**Problem description**
From the records below, count the lines holding the string "Параметры". Only the number is wanted.
Available data START
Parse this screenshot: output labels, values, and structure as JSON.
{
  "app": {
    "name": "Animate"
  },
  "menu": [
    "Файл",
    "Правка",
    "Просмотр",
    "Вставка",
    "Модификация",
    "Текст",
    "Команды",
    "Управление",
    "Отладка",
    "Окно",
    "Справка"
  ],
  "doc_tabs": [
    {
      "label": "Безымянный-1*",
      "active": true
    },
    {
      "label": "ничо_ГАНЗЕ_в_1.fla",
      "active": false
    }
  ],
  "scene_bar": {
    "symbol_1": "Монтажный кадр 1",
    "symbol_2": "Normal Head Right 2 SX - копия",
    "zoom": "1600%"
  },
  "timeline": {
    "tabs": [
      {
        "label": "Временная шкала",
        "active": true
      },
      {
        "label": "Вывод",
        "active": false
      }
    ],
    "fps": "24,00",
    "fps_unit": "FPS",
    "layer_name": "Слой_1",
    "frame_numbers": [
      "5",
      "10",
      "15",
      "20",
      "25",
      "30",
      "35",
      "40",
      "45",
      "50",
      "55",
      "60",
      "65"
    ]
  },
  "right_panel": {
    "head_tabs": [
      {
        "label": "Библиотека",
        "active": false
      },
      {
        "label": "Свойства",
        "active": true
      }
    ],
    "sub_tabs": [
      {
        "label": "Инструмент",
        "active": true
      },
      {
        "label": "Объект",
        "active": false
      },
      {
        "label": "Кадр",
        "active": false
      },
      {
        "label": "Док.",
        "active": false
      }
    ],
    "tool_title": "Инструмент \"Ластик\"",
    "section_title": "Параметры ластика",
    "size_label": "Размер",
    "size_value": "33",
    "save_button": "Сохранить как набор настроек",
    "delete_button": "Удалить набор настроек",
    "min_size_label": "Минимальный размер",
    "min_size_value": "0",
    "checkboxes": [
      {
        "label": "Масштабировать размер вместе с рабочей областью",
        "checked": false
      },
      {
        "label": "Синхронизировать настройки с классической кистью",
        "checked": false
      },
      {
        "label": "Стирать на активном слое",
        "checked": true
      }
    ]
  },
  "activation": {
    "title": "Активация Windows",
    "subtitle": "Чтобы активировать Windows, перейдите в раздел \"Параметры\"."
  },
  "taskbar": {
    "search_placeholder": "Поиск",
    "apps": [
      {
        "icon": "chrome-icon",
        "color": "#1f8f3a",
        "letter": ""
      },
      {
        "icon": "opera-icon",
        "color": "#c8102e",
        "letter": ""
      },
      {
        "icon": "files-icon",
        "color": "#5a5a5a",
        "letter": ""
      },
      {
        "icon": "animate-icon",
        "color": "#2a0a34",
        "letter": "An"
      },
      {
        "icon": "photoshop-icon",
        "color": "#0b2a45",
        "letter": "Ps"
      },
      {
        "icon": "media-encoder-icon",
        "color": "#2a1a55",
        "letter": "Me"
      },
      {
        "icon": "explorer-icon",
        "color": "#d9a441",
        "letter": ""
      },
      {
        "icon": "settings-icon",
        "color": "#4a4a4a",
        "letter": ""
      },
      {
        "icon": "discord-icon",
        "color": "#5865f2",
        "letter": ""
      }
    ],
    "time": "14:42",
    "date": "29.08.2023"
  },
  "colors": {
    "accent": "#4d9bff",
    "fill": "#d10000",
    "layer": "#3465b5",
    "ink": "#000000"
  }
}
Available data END
**Solution for this task**
2